*WORK TO BE COMPLETED*
Tally the lines below that contain the word "ticker", then give the tally alone.

┌──

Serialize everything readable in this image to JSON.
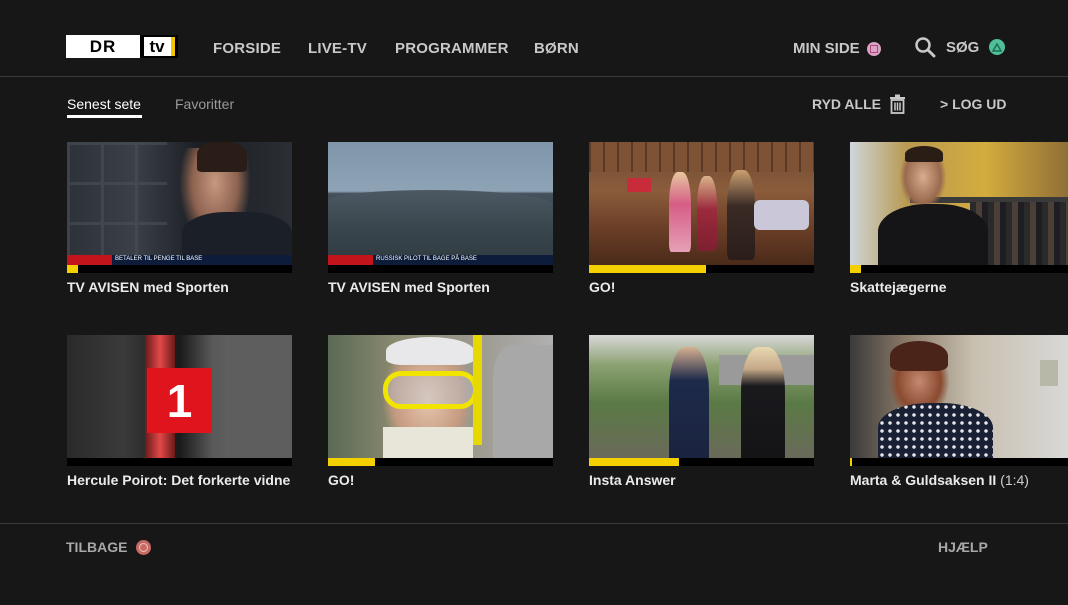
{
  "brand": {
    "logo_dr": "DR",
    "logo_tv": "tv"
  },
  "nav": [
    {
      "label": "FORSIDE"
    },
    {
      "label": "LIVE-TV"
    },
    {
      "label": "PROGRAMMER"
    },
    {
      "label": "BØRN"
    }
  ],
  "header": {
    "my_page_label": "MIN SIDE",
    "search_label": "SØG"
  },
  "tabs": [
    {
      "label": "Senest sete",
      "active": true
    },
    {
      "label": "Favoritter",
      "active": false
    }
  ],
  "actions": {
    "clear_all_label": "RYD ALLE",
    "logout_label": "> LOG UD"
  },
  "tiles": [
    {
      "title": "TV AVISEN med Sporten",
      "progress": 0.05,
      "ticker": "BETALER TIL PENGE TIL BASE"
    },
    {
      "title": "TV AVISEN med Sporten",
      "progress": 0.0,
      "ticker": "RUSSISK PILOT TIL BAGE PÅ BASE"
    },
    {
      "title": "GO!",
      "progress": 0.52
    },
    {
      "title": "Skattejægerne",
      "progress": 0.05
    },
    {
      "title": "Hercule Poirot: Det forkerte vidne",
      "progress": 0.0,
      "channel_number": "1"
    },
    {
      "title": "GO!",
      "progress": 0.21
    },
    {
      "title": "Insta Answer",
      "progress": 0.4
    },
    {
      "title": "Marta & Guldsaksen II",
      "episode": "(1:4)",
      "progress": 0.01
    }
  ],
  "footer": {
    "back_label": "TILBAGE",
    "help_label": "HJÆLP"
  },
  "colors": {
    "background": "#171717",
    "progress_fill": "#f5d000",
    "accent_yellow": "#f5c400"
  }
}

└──

*SOLVED EXERCISE*
2